Special Issue "Complex Genetic Loci"
A special issue of Genes (ISSN 2073-4425).
Deadline for manuscript submissions: 31 October 2017
Dr. Santiago Rodriguez
The study of genetic variation is key to understand genes, genetics and genomics. In previous decades, genetic analyses have been successful in many areas. One of these areas is the understanding of the influence of genetics on “complex traits”, i.e., phenotypes that are not a direct reflection of genotypes. Current genetic studies are mainly focussed on binary genetic variants such as single nucleotide polymorphisms (SNPs) and mutations. However, genomes contain many other types of genetic variants. The use of these “complex loci” in genetics is currently underexplored compared to binary genetic variants.

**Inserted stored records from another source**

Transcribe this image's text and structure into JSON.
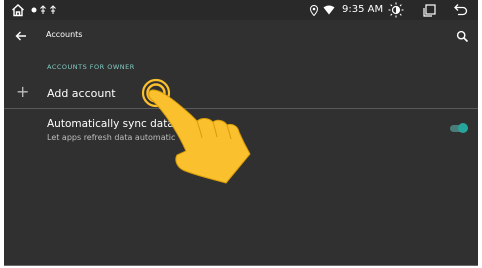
{
  "status_bar": {
    "home_icon": "home-icon",
    "notification_icons": [
      "record-icon",
      "usb-icon",
      "usb-icon"
    ],
    "location_icon": "location-icon",
    "wifi_icon": "wifi-icon",
    "time": "9:35 AM",
    "brightness_icon": "brightness-icon",
    "windows_icon": "recent-windows-icon",
    "back_icon": "back-icon"
  },
  "toolbar": {
    "back_icon": "arrow-back-icon",
    "title": "Accounts",
    "search_icon": "search-icon"
  },
  "section": {
    "header": "ACCOUNTS FOR OWNER"
  },
  "add_account": {
    "icon": "plus-icon",
    "label": "Add account"
  },
  "sync": {
    "title": "Automatically sync data",
    "subtitle": "Let apps refresh data automatic",
    "enabled": true
  },
  "overlay": {
    "icon": "pointing-hand-icon"
  },
  "colors": {
    "background": "#303030",
    "accent": "#26a69a",
    "section_header": "#80cbc4",
    "hand": "#fbc02d"
  }
}
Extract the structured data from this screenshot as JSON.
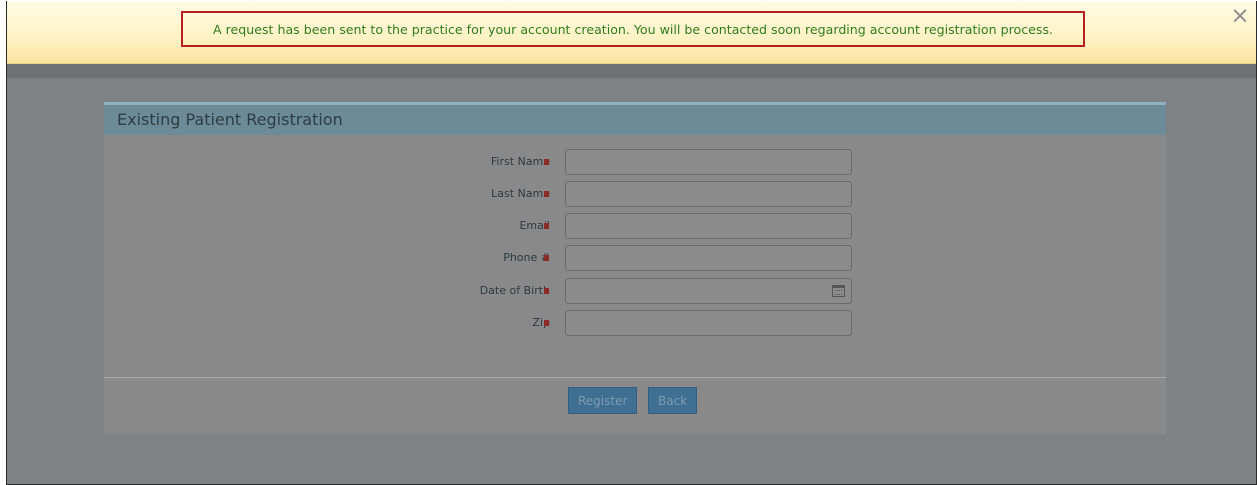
{
  "banner": {
    "message": "A request has been sent to the practice for your account creation. You will be contacted soon regarding account registration process.",
    "close_glyph": "×"
  },
  "card": {
    "title": "Existing Patient Registration"
  },
  "form": {
    "fields": [
      {
        "label": "First Name",
        "value": ""
      },
      {
        "label": "Last Name",
        "value": ""
      },
      {
        "label": "Email",
        "value": ""
      },
      {
        "label": "Phone #",
        "value": ""
      },
      {
        "label": "Date of Birth",
        "value": ""
      },
      {
        "label": "Zip",
        "value": ""
      }
    ]
  },
  "actions": {
    "register_label": "Register",
    "back_label": "Back"
  },
  "colors": {
    "message_text": "#2f7d1e",
    "highlight_border": "#b41f1f",
    "button_bg": "#3f6f93"
  }
}
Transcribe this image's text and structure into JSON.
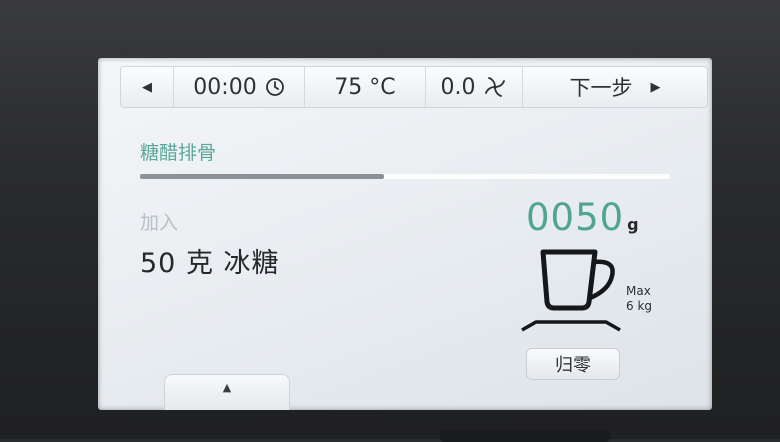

In this Special Issue, we welcome reviews, new methodologies and original articles covering aspects of complex loci relevant to genes, genetics and genomics. These include, but are not limited to, copy number variants (telomere length variation, mitochondrial DNA copy number, etc.), repeat polymorphisms (microsatellites, minisatellites, etc.), insertion-deletion variants, chromosomal abnormalities (irregular karyotype, structural modifications of chromosomes, etc.), transposable elements (LINEs, SINES, etc.). This Special Issue has a special emphasis on the relation between complex loci and complex traits, although studies relating complex loci to Mendelian traits are also welcome.
Dr. Santiago Rodriguez
Manuscript Submission Information
Manuscripts should be submitted online at www.mdpi.com by registering and logging in to this website. Once you are registered, click here to go to the submission form. Manuscripts can be submitted until the deadline. All papers will be peer-reviewed. Accepted papers will be published continuously in the journal (as soon as accepted) and will be listed together on the special issue website. Research articles, review articles as well as short communications are invited. For planned papers, a title and short abstract (about 100 words) can be sent to the Editorial Office for announcement on this website.
Submitted manuscripts should not have been published previously, nor be under consideration for publication elsewhere (except conference proceedings papers). All manuscripts are thoroughly refereed through a single-blind peer-review process. A guide for authors and other relevant information for submission of manuscripts is available on the Instructions for Authors page. Genes is an international peer-reviewed open access monthly journal published by MDPI.
Please visit the Instructions for Authors page before submitting a manuscript. The Article Processing Charge (APC) for publication in this open access journal is 1200 CHF (Swiss Francs). Submitted papers should be well formatted and use good English. Authors may use MDPI's English editing service prior to publication or during author revisions.
- Genetic variation
- Complex loci
- Copy number variants
- Telomere length
- Transposable elements
- Chromosomal abnormalities
- Complex traits
- Mendelian traits
The below list represents only planned manuscripts. Some of these manuscripts have not been received by the Editorial Office yet. Papers submitted to MDPI journals are subject to peer-review.
Tentative Title: Strategies for Identifying Putative Quantitative Trait Genes in Model Animals
Authors: Akira Ishikawa (Nagoya University, Japan)
Abstract:Large numbers of quantitative trait loci (QTLs) affecting complex diseases and other quantitative traits have been reported in humans and model animals. However, the genetic architecture of these traits remains elusive due to the difficulty of identifying causal quantitative trait genes (QTGs) for typical QTLs with relatively small phenotypic effects. For QTG identification,a standard approachbased on DNA sequencinghas been long and widely used in combination with gene expression analysisin model animals.However, the standard approach doesnotalways allow the identification of a single candidate gene for a QTL of interest, because it is rare to narrow a target genomic region of the QTLdownto a very small region harboring only one gene. An alternativeapproach uses a combination of gene expression analysisandstatistical causal inference tests. This combined approach can dramatically reduce the number of candidate genes and can provide causal evidence that one of the candidate genes is a putative QTG for the QTL. Using this approach, I have recently succeeded in identifying a single putative QTG for resistance to obesity in mice. Here, I provide overviews of the standard and combined approaches and discuss the usefulness of the combined approach using my successful report as an example.